*** Dataset extract ***

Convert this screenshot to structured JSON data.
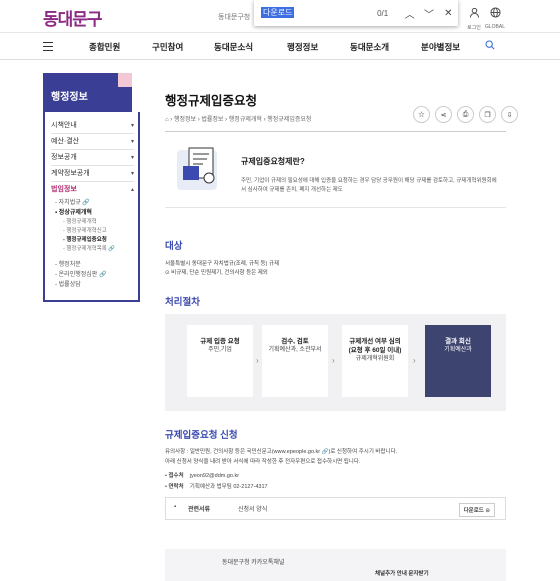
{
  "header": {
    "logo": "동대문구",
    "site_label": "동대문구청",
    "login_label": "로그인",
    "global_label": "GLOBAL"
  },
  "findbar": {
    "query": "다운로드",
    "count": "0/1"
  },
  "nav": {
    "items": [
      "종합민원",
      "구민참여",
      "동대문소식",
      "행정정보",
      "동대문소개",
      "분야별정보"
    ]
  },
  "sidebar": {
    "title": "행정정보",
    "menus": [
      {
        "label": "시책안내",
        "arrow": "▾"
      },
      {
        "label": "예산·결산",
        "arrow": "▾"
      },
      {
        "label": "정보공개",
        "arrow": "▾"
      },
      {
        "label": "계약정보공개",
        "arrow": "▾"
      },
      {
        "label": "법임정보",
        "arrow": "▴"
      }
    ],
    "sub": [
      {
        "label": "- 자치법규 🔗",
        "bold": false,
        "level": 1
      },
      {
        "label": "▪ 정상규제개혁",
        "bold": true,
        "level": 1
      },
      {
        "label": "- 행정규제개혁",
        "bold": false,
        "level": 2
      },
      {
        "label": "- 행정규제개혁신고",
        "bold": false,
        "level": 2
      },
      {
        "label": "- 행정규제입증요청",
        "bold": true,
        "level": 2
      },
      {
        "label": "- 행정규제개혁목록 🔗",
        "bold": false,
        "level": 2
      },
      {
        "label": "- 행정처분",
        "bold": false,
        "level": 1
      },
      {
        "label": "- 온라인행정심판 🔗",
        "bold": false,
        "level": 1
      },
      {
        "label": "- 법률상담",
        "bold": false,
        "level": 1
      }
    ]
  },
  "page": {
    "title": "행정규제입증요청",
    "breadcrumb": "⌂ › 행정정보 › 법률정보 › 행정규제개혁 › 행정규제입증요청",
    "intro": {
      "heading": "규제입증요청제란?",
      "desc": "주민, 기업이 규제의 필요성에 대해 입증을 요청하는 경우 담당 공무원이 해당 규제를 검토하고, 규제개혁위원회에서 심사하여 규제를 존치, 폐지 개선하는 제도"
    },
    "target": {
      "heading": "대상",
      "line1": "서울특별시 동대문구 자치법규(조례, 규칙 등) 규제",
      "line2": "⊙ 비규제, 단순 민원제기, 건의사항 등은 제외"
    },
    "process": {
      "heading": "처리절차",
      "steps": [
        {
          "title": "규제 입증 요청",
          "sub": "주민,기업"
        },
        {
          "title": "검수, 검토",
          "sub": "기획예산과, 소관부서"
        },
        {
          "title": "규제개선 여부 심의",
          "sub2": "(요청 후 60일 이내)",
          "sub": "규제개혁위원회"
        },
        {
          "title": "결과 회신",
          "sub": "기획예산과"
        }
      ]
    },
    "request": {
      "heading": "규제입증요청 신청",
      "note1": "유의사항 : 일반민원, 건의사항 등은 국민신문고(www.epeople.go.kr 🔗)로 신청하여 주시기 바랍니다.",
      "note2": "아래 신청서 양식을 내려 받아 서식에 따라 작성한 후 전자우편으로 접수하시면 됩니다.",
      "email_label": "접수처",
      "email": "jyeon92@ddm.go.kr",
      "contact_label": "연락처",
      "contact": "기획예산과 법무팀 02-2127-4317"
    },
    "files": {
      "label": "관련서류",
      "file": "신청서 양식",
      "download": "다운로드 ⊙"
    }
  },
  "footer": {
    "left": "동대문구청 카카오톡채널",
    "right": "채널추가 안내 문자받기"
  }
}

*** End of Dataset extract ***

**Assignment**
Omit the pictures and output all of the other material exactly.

**Your solution**
Convert this screenshot to structured JSON data.
{
  "header": {
    "logo": "동대문구",
    "site_label": "동대문구청",
    "login_label": "로그인",
    "global_label": "GLOBAL"
  },
  "findbar": {
    "query": "다운로드",
    "count": "0/1"
  },
  "nav": {
    "items": [
      "종합민원",
      "구민참여",
      "동대문소식",
      "행정정보",
      "동대문소개",
      "분야별정보"
    ]
  },
  "sidebar": {
    "title": "행정정보",
    "menus": [
      {
        "label": "시책안내",
        "arrow": "▾"
      },
      {
        "label": "예산·결산",
        "arrow": "▾"
      },
      {
        "label": "정보공개",
        "arrow": "▾"
      },
      {
        "label": "계약정보공개",
        "arrow": "▾"
      },
      {
        "label": "법임정보",
        "arrow": "▴"
      }
    ],
    "sub": [
      {
        "label": "- 자치법규 🔗",
        "bold": false,
        "level": 1
      },
      {
        "label": "▪ 정상규제개혁",
        "bold": true,
        "level": 1
      },
      {
        "label": "- 행정규제개혁",
        "bold": false,
        "level": 2
      },
      {
        "label": "- 행정규제개혁신고",
        "bold": false,
        "level": 2
      },
      {
        "label": "- 행정규제입증요청",
        "bold": true,
        "level": 2
      },
      {
        "label": "- 행정규제개혁목록 🔗",
        "bold": false,
        "level": 2
      },
      {
        "label": "- 행정처분",
        "bold": false,
        "level": 1
      },
      {
        "label": "- 온라인행정심판 🔗",
        "bold": false,
        "level": 1
      },
      {
        "label": "- 법률상담",
        "bold": false,
        "level": 1
      }
    ]
  },
  "page": {
    "title": "행정규제입증요청",
    "breadcrumb": "⌂ › 행정정보 › 법률정보 › 행정규제개혁 › 행정규제입증요청",
    "intro": {
      "heading": "규제입증요청제란?",
      "desc": "주민, 기업이 규제의 필요성에 대해 입증을 요청하는 경우 담당 공무원이 해당 규제를 검토하고, 규제개혁위원회에서 심사하여 규제를 존치, 폐지 개선하는 제도"
    },
    "target": {
      "heading": "대상",
      "line1": "서울특별시 동대문구 자치법규(조례, 규칙 등) 규제",
      "line2": "⊙ 비규제, 단순 민원제기, 건의사항 등은 제외"
    },
    "process": {
      "heading": "처리절차",
      "steps": [
        {
          "title": "규제 입증 요청",
          "sub": "주민,기업"
        },
        {
          "title": "검수, 검토",
          "sub": "기획예산과, 소관부서"
        },
        {
          "title": "규제개선 여부 심의",
          "sub2": "(요청 후 60일 이내)",
          "sub": "규제개혁위원회"
        },
        {
          "title": "결과 회신",
          "sub": "기획예산과"
        }
      ]
    },
    "request": {
      "heading": "규제입증요청 신청",
      "note1": "유의사항 : 일반민원, 건의사항 등은 국민신문고(www.epeople.go.kr 🔗)로 신청하여 주시기 바랍니다.",
      "note2": "아래 신청서 양식을 내려 받아 서식에 따라 작성한 후 전자우편으로 접수하시면 됩니다.",
      "email_label": "접수처",
      "email": "jyeon92@ddm.go.kr",
      "contact_label": "연락처",
      "contact": "기획예산과 법무팀 02-2127-4317"
    },
    "files": {
      "label": "관련서류",
      "file": "신청서 양식",
      "download": "다운로드 ⊙"
    }
  },
  "footer": {
    "left": "동대문구청 카카오톡채널",
    "right": "채널추가 안내 문자받기"
  }
}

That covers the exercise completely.